- Oct 23, 2018 -
Imipenem (Primaxin) is an intravenous β-lactam antibiotic discovered by Merck scientists Burton Christensen, William Leanza, and Kenneth Wildonger in the mid-1970s. Carbapenems are highly resistant to the β-lactamase enzymes produced by many multiple drug-resistant Gram-negative bacteria, thus play a key role in the treatment of infections not readily treated with other antibiotics.
Imipenem was patented in 1975.It was discovered via a lengthy trial-and-error search for a more stable version of the natural product thienamycin, which is produced by the bacterium Streptomyces cattleya.

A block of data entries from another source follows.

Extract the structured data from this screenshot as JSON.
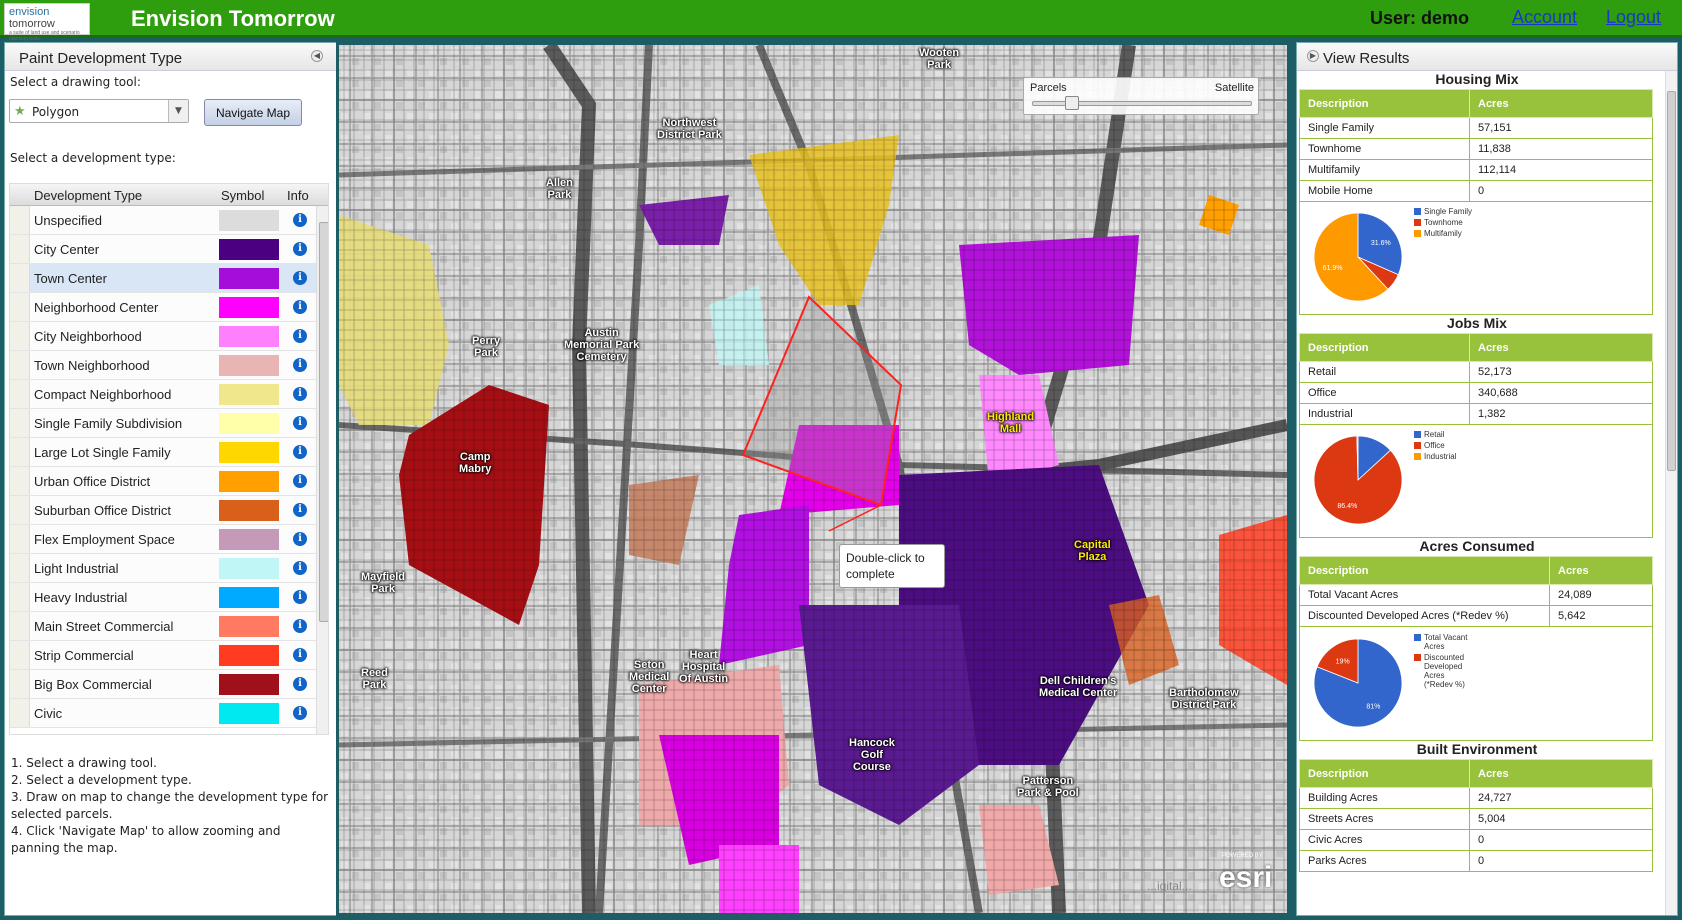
{
  "header": {
    "logo_line1": "envision",
    "logo_line2": "tomorrow",
    "logo_tagline": "a suite of land use and scenario planning tools",
    "title": "Envision Tomorrow",
    "user_label": "User: demo",
    "account_link": "Account",
    "logout_link": "Logout",
    "color": "#2f9e0e"
  },
  "left_panel": {
    "title": "Paint Development Type",
    "collapse_icon": "chevron-left-icon",
    "drawing_tool_label": "Select a drawing tool:",
    "drawing_tool_value": "Polygon",
    "navigate_button": "Navigate Map",
    "dev_type_label": "Select a development type:",
    "columns": [
      "Development Type",
      "Symbol",
      "Info"
    ],
    "selected_index": 2,
    "dev_types": [
      {
        "name": "Unspecified",
        "color": "#dcdcdc"
      },
      {
        "name": "City Center",
        "color": "#4b0082"
      },
      {
        "name": "Town Center",
        "color": "#a50dd8"
      },
      {
        "name": "Neighborhood Center",
        "color": "#ff00ff"
      },
      {
        "name": "City Neighborhood",
        "color": "#ff80ff"
      },
      {
        "name": "Town Neighborhood",
        "color": "#e8b4b4"
      },
      {
        "name": "Compact Neighborhood",
        "color": "#f0e68c"
      },
      {
        "name": "Single Family Subdivision",
        "color": "#ffffaa"
      },
      {
        "name": "Large Lot Single Family",
        "color": "#ffd700"
      },
      {
        "name": "Urban Office District",
        "color": "#ff9f00"
      },
      {
        "name": "Suburban Office District",
        "color": "#d8601a"
      },
      {
        "name": "Flex Employment Space",
        "color": "#c59ab8"
      },
      {
        "name": "Light Industrial",
        "color": "#c0f6f6"
      },
      {
        "name": "Heavy Industrial",
        "color": "#00aaff"
      },
      {
        "name": "Main Street Commercial",
        "color": "#ff7a60"
      },
      {
        "name": "Strip Commercial",
        "color": "#ff3c20"
      },
      {
        "name": "Big Box Commercial",
        "color": "#a0101a"
      },
      {
        "name": "Civic",
        "color": "#00e8f0"
      }
    ],
    "instructions": [
      "1. Select a drawing tool.",
      "2. Select a development type.",
      "3. Draw on map to change the development type for selected parcels.",
      "4. Click 'Navigate Map' to allow zooming and panning the map."
    ]
  },
  "map": {
    "slider_left": "Parcels",
    "slider_right": "Satellite",
    "slider_value": 0.18,
    "tooltip": "Double-click to complete",
    "esri_powered": "POWERED BY",
    "esri_logo": "esri",
    "attribution": "...igital...",
    "labels": [
      {
        "text": "Wooten\nPark",
        "color": "white"
      },
      {
        "text": "Northwest\nDistrict Park",
        "color": "white"
      },
      {
        "text": "Allen\nPark",
        "color": "white"
      },
      {
        "text": "Perry\nPark",
        "color": "white"
      },
      {
        "text": "Austin\nMemorial Park\nCemetery",
        "color": "white"
      },
      {
        "text": "Camp\nMabry",
        "color": "white"
      },
      {
        "text": "Highland\nMall",
        "color": "yellow"
      },
      {
        "text": "Capital\nPlaza",
        "color": "yellow"
      },
      {
        "text": "Mayfield\nPark",
        "color": "white"
      },
      {
        "text": "Reed\nPark",
        "color": "white"
      },
      {
        "text": "Seton\nMedical\nCenter",
        "color": "white"
      },
      {
        "text": "Heart\nHospital\nOf Austin",
        "color": "white"
      },
      {
        "text": "Dell Children's\nMedical Center",
        "color": "white"
      },
      {
        "text": "Bartholomew\nDistrict Park",
        "color": "white"
      },
      {
        "text": "Hancock\nGolf\nCourse",
        "color": "white"
      },
      {
        "text": "Patterson\nPark & Pool",
        "color": "white"
      }
    ]
  },
  "right_panel": {
    "title": "View Results",
    "collapse_icon": "chevron-right-icon",
    "housing": {
      "title": "Housing Mix",
      "headers": [
        "Description",
        "Acres"
      ],
      "rows": [
        [
          "Single Family",
          "57,151"
        ],
        [
          "Townhome",
          "11,838"
        ],
        [
          "Multifamily",
          "112,114"
        ],
        [
          "Mobile Home",
          "0"
        ]
      ],
      "pie": [
        {
          "label": "Single Family",
          "value": 31.6,
          "color": "#3366cc",
          "text": "31.6%"
        },
        {
          "label": "Townhome",
          "value": 6.5,
          "color": "#dc3912",
          "text": ""
        },
        {
          "label": "Multifamily",
          "value": 61.9,
          "color": "#ff9900",
          "text": "61.9%"
        }
      ]
    },
    "jobs": {
      "title": "Jobs Mix",
      "headers": [
        "Description",
        "Acres"
      ],
      "rows": [
        [
          "Retail",
          "52,173"
        ],
        [
          "Office",
          "340,688"
        ],
        [
          "Industrial",
          "1,382"
        ]
      ],
      "pie": [
        {
          "label": "Retail",
          "value": 13.2,
          "color": "#3366cc",
          "text": ""
        },
        {
          "label": "Office",
          "value": 86.4,
          "color": "#dc3912",
          "text": "86.4%"
        },
        {
          "label": "Industrial",
          "value": 0.4,
          "color": "#ff9900",
          "text": ""
        }
      ]
    },
    "acres": {
      "title": "Acres Consumed",
      "headers": [
        "Description",
        "Acres"
      ],
      "rows": [
        [
          "Total Vacant Acres",
          "24,089"
        ],
        [
          "Discounted Developed Acres (*Redev %)",
          "5,642"
        ]
      ],
      "pie": [
        {
          "label": "Total Vacant Acres",
          "value": 81,
          "color": "#3366cc",
          "text": "81%"
        },
        {
          "label": "Discounted Developed Acres (*Redev %)",
          "value": 19,
          "color": "#dc3912",
          "text": "19%"
        }
      ]
    },
    "built": {
      "title": "Built Environment",
      "headers": [
        "Description",
        "Acres"
      ],
      "rows": [
        [
          "Building Acres",
          "24,727"
        ],
        [
          "Streets Acres",
          "5,004"
        ],
        [
          "Civic Acres",
          "0"
        ],
        [
          "Parks Acres",
          "0"
        ]
      ]
    }
  }
}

Thienamycin has antibacterial activity, but is unstable in aqueous solution, so impractical to administer to patients.Imipenem has a broad spectrum of activity against aerobic and anaerobic, Gram-positive and Gram-negative bacteria.It is particularly important for its activity against Pseudomonas aeruginosa and the Enterococcus species.
Imipenem acts as an antimicrobial through inhibiting cell wall synthesis of various Gram-positive and Gram-negative bacteria. It remains very stable in the presence of β-lactamase (both penicillinase and cephalosporinase) produced by some bacteria, and is a strong inhibitor of β-lactamases from some Gram-negative bacteria that are resistant to most β-lactam antibiotics.